My guests come aboard and marvel at the spacious cabin and liberal use of high-quality teak. They instantly 'ooh and ahhh'. My fiancee loves the large head with shower and separate vanity, and walk-through access to the aft stateroom. I’ve had a family of 6 aboard (plus myself) on a multi-day trip with as much room for all as you’ll find on any boat of this era and size – we were able to sit around the table and play board games in the evenings. I regularly take out 4 students for a week at a time, some of them experienced sailors and current boat owners -and you know what? They love the boat, and want one just like it.
Yes, the layout is unconventional – oh my! But it works… Are there things I would change? Of course – boats are an exercise in compromise, and for every 5 things you like, you’ll find one or two you don’t. But just because it’s different, doesn’t mean it’s not functional.
Other notes: yes, it is a deck-stepped mast with a compression post. Deck integrity has to be there – any boat that leaks can wind up rotting out – this is important on every fibreglass boat out there. Don’t buy a boat with soft decks unless you just absolutely love DIY projects. And make sure you pull out that compression post every 25 or 30 years or as needed to have it professionally acid etched and repainted to protect against corrosion.
Yes, these boats need to be maintained, just like all of them, and the rigging kept ship-shape. Is there a sailboat where you wouldn't want to do that?
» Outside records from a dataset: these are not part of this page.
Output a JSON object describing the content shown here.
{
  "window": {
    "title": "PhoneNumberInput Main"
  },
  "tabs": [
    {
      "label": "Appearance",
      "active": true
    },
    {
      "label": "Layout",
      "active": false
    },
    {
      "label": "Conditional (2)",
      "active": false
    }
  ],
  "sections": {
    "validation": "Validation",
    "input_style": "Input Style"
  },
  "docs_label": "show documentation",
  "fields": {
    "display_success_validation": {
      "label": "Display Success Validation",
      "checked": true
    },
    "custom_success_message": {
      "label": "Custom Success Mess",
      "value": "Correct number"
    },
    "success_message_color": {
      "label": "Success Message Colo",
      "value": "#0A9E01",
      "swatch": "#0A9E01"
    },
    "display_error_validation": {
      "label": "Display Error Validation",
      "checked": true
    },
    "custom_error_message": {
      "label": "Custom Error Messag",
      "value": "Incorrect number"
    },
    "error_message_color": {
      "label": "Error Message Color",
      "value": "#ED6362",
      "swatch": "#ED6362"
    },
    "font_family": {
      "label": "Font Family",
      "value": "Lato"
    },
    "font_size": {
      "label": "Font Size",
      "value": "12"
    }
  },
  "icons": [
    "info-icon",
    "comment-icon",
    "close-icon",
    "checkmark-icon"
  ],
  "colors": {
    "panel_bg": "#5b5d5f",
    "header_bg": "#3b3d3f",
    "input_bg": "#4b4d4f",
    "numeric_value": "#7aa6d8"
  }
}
I saw a lot of keel-stepped boats dis-masted this year at the Southern Straits race - too much canvas for the conditions (operator error). Don't use more canvas than your rig can handle. Want to race in storms? Buy a storm trysail and a storm jib. Deploy them before you need to. Don't run under a full main and Spinnaker in 40+ knots of wind while the Barometer is plummetting and windspeed is increasing, and you'll blow past the entire fleet with your hankerchiefs up, while they blow out their sails and find the top section of the masts sticking through their decks. Get it? While you're at it, if you want to race in serious conditions, buy proper harnesses and jacklines, and use them. Put large stainless steel backings on your hard points. Close your hatches companionway washboards when the going gets rough so you won't be swamped if you broach or get pooped by a following wave breaking into your cockpit. Be safe and be smart.
But I digress. I brought aboard a friend who’s all but stopped counting his global circumnavigations – he spent 9 years teaching offshore sailing while crossing the world’s oceans with novice students aboard his custom-built, full-keeled boat. I commented that I wasn’t sure my boat would be that great offshore. He didn’t hesitate to reply that with the right preparation, he would sail my boat anywhere in the world; he’s sailed from Vancouver, BC, to the North Sea via the Panama Canal in a boat nowhere near as capable or well-built. He reminded me not to listen to the opinions of boaters who haven’t owned and seriously sailed the same boat. Hmmmm. Food for thought, indeed. No offence intended.
So in summary; of course it isn’t a year 2000+ design. It has to be measured against its contemporaries to come up with a fair evaluation of the boat’s capabilities. Well-maintained examples compare favorably with other brands currently valued at double the price or more. So if you are a value-seeker, and are willing to do a little of your own homework to dig up some facts, and take a very deep look at the vessel you are considering purchasing, you may just find that a Lancer gives you great value for your dollar, in a package that is safe, fun, and raises more than a few eyebrows as you gracefully slide past more expensive boats of the same vintage (oh - and high-volume modern cruising boats that I wouldn't take out in serious weather). I have yet to bump into a Lancer owner (of one of their bigger boats) who wasn’t delighted with his or her vessel. Good sailing to all of you!
Last edited by SeaLifeSailing; 04-24-2010 at 09:33 PM.
Reason: Missed a bit